Before the pandemic, the economy grew in ways that mostly benefited low-income and middle-class households. Jason Riley writes:
Joe Biden began his presidency with a promise to advance equity, which means favoring some races and ethnicities over others to shrink outcome disparities. Like many of his fellow liberal Democrats, Mr. Biden is tethered to the belief that black upward mobility won’t happen without coddling and special treatment from the government. Donald Trump’s record complicates such claims.
One of the most underreported stories of the Trump presidency is the extent to which black economic fortunes improved. The mainstream media presented Mr. Trump daily as a bigot whose policies would harm the interests of racial and ethnic minorities. Meantime, black economic advancement occurred to an extent unseen not only under Barack Obama but going back several generations—until the pandemic shutdowns brought progress to a halt.
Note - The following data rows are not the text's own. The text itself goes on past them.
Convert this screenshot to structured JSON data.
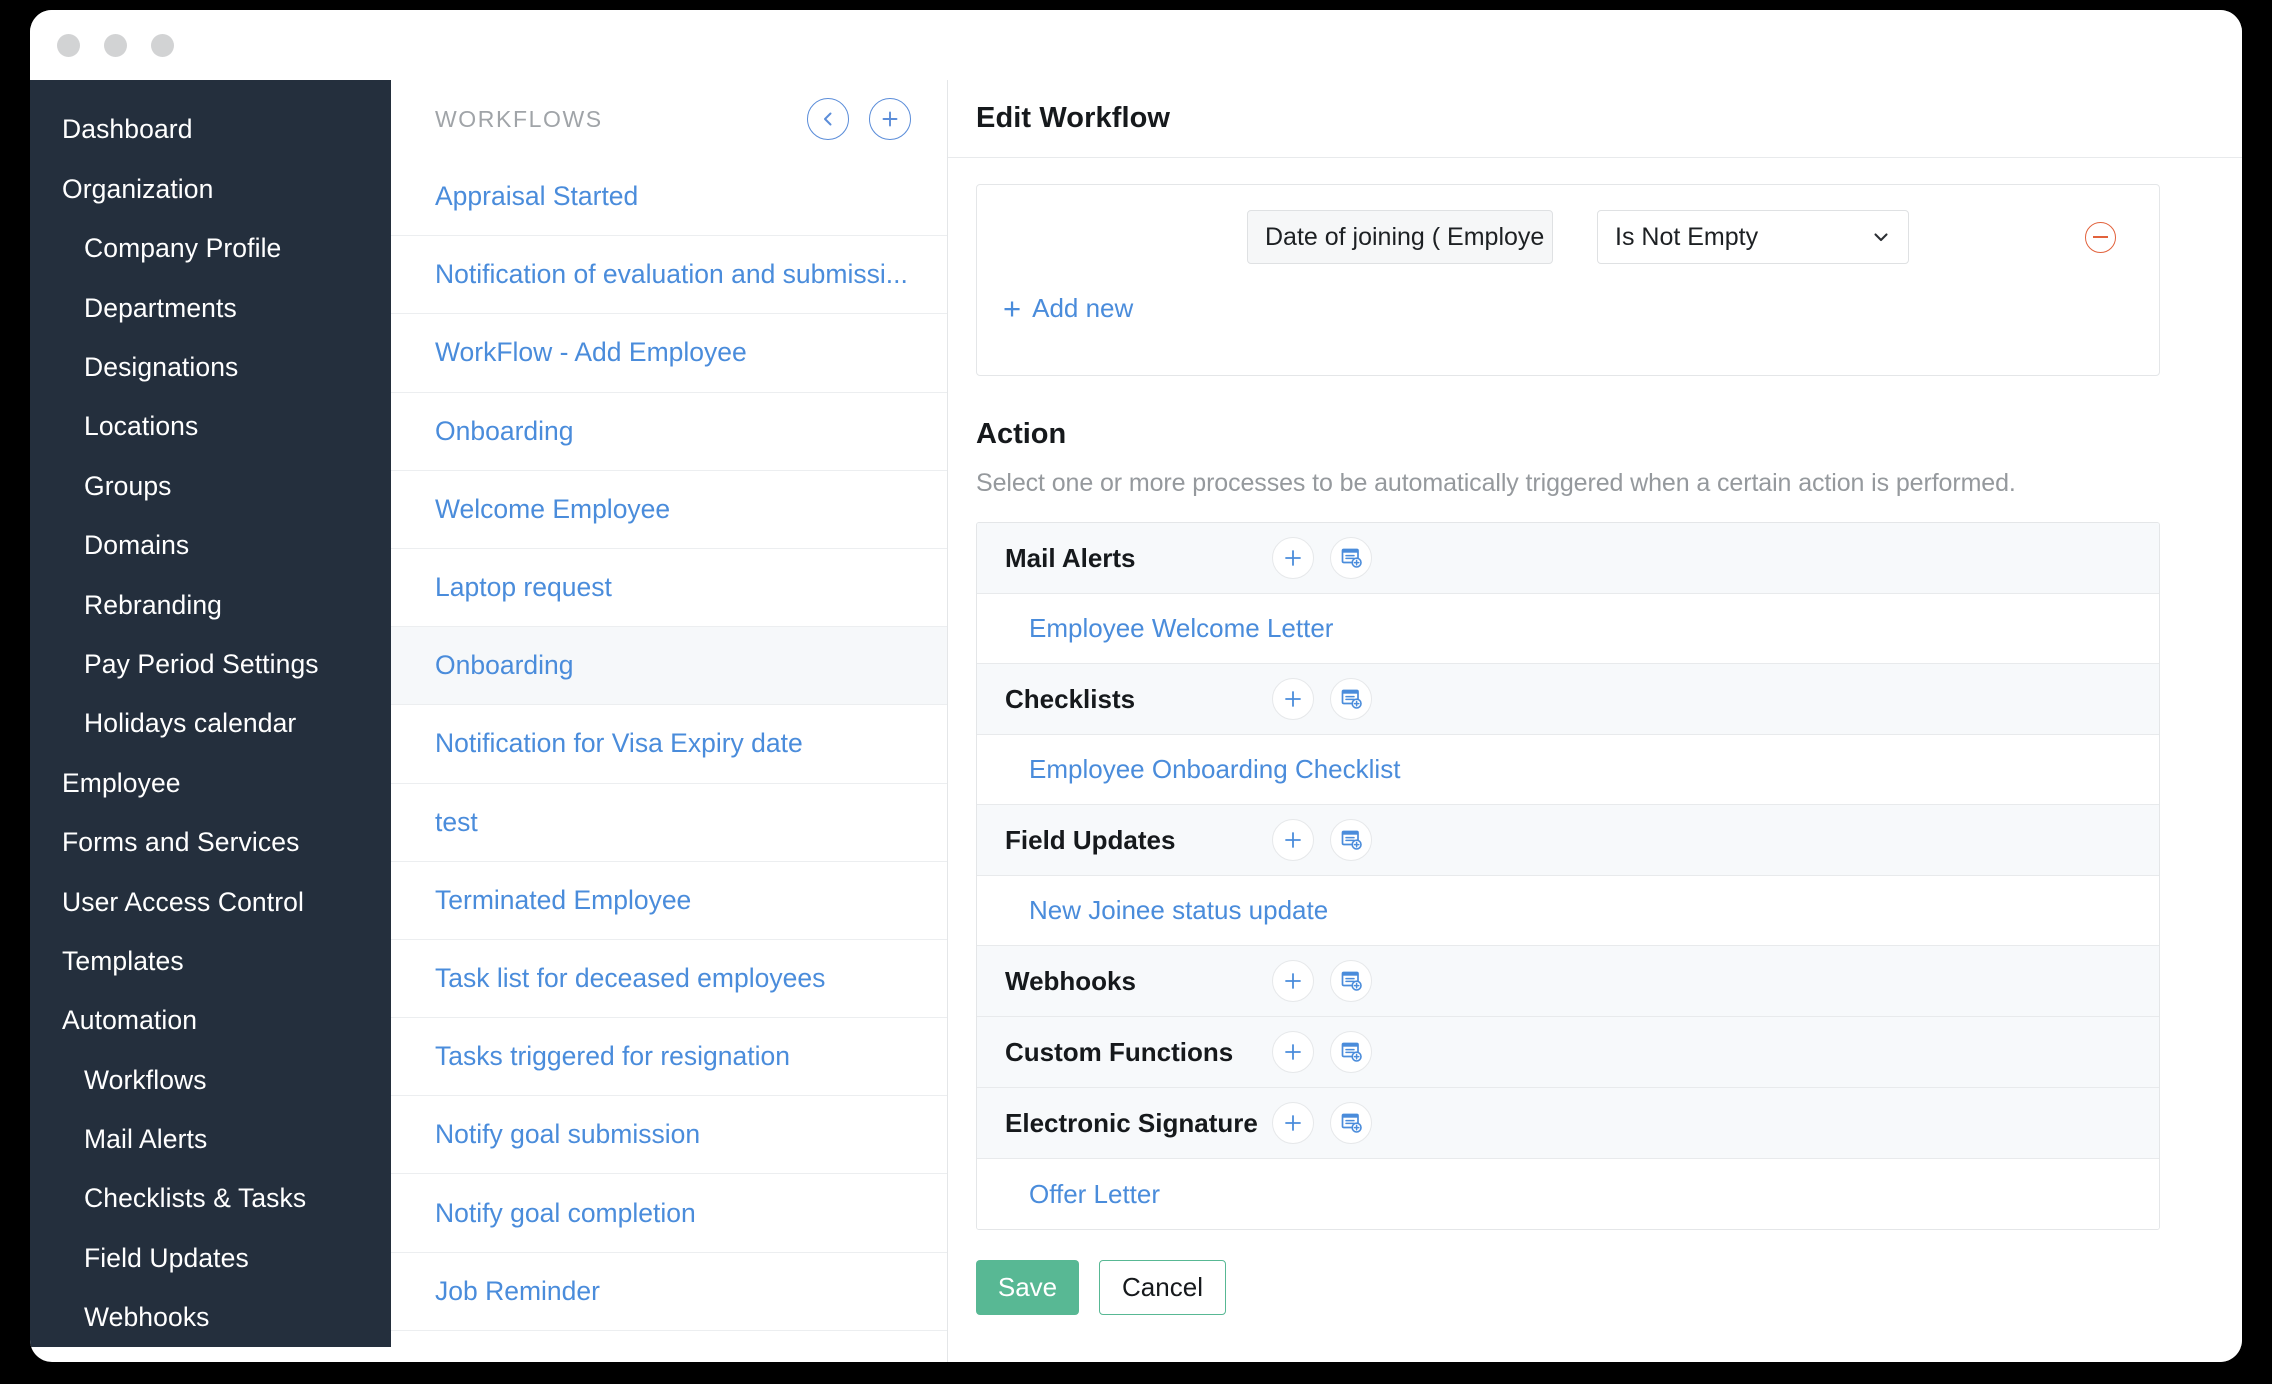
{
  "window": {
    "dots": [
      "dot-1",
      "dot-2",
      "dot-3"
    ]
  },
  "sidebar": {
    "items": [
      {
        "label": "Dashboard",
        "level": 1
      },
      {
        "label": "Organization",
        "level": 1
      },
      {
        "label": "Company Profile",
        "level": 2
      },
      {
        "label": "Departments",
        "level": 2
      },
      {
        "label": "Designations",
        "level": 2
      },
      {
        "label": "Locations",
        "level": 2
      },
      {
        "label": "Groups",
        "level": 2
      },
      {
        "label": "Domains",
        "level": 2
      },
      {
        "label": "Rebranding",
        "level": 2
      },
      {
        "label": "Pay Period Settings",
        "level": 2
      },
      {
        "label": "Holidays calendar",
        "level": 2
      },
      {
        "label": "Employee",
        "level": 1
      },
      {
        "label": "Forms and Services",
        "level": 1
      },
      {
        "label": "User Access Control",
        "level": 1
      },
      {
        "label": "Templates",
        "level": 1
      },
      {
        "label": "Automation",
        "level": 1
      },
      {
        "label": "Workflows",
        "level": 2
      },
      {
        "label": "Mail Alerts",
        "level": 2
      },
      {
        "label": "Checklists & Tasks",
        "level": 2
      },
      {
        "label": "Field Updates",
        "level": 2
      },
      {
        "label": "Webhooks",
        "level": 2
      }
    ]
  },
  "workflows_panel": {
    "title": "WORKFLOWS",
    "collapse_icon": "chevron-left-icon",
    "add_icon": "plus-icon",
    "items": [
      {
        "label": "Appraisal Started",
        "selected": false
      },
      {
        "label": "Notification of evaluation and submissi...",
        "selected": false
      },
      {
        "label": "WorkFlow - Add Employee",
        "selected": false
      },
      {
        "label": "Onboarding",
        "selected": false
      },
      {
        "label": "Welcome Employee",
        "selected": false
      },
      {
        "label": "Laptop request",
        "selected": false
      },
      {
        "label": "Onboarding",
        "selected": true
      },
      {
        "label": "Notification for Visa Expiry date",
        "selected": false
      },
      {
        "label": "test",
        "selected": false
      },
      {
        "label": "Terminated Employee",
        "selected": false
      },
      {
        "label": "Task list for deceased employees",
        "selected": false
      },
      {
        "label": "Tasks triggered for resignation",
        "selected": false
      },
      {
        "label": "Notify goal submission",
        "selected": false
      },
      {
        "label": "Notify goal completion",
        "selected": false
      },
      {
        "label": "Job Reminder",
        "selected": false
      }
    ]
  },
  "editor": {
    "title": "Edit Workflow",
    "criteria": {
      "field_value": "Date of joining ( Employe",
      "operator_value": "Is Not Empty",
      "remove_icon": "minus-circle-icon",
      "dropdown_icon": "chevron-down-icon",
      "add_new_label": "Add new",
      "add_new_icon": "plus-icon"
    },
    "action": {
      "heading": "Action",
      "description": "Select one or more processes to be automatically triggered when a certain action is performed.",
      "groups": [
        {
          "label": "Mail Alerts",
          "add_icon": "plus-icon",
          "create_icon": "document-add-icon",
          "items": [
            "Employee Welcome Letter"
          ]
        },
        {
          "label": "Checklists",
          "add_icon": "plus-icon",
          "create_icon": "document-add-icon",
          "items": [
            "Employee Onboarding Checklist"
          ]
        },
        {
          "label": "Field Updates",
          "add_icon": "plus-icon",
          "create_icon": "document-add-icon",
          "items": [
            "New Joinee status update"
          ]
        },
        {
          "label": "Webhooks",
          "add_icon": "plus-icon",
          "create_icon": "document-add-icon",
          "items": []
        },
        {
          "label": "Custom Functions",
          "add_icon": "plus-icon",
          "create_icon": "document-add-icon",
          "items": []
        },
        {
          "label": "Electronic Signature",
          "add_icon": "plus-icon",
          "create_icon": "document-add-icon",
          "items": [
            "Offer Letter"
          ]
        }
      ]
    },
    "save_label": "Save",
    "cancel_label": "Cancel"
  },
  "colors": {
    "sidebar_bg": "#242f3d",
    "link_blue": "#4a8cdb",
    "save_green": "#58b894",
    "remove_red": "#e2623c",
    "row_selected": "#f6f8fa"
  }
}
Over the first three years of Mr. Trump’s presidency, blacks (and Hispanics) experienced record-low rates of unemployment and poverty, while wages for workers at the bottom of the income scale rose faster than they did for management. Whether that was the goal of the Trump administration or an unintended consequence is a debate I’ll leave to others. But there is no doubting that the financial situation of millions of working-class black Americans improved significantly under Mr. Trump’s policies.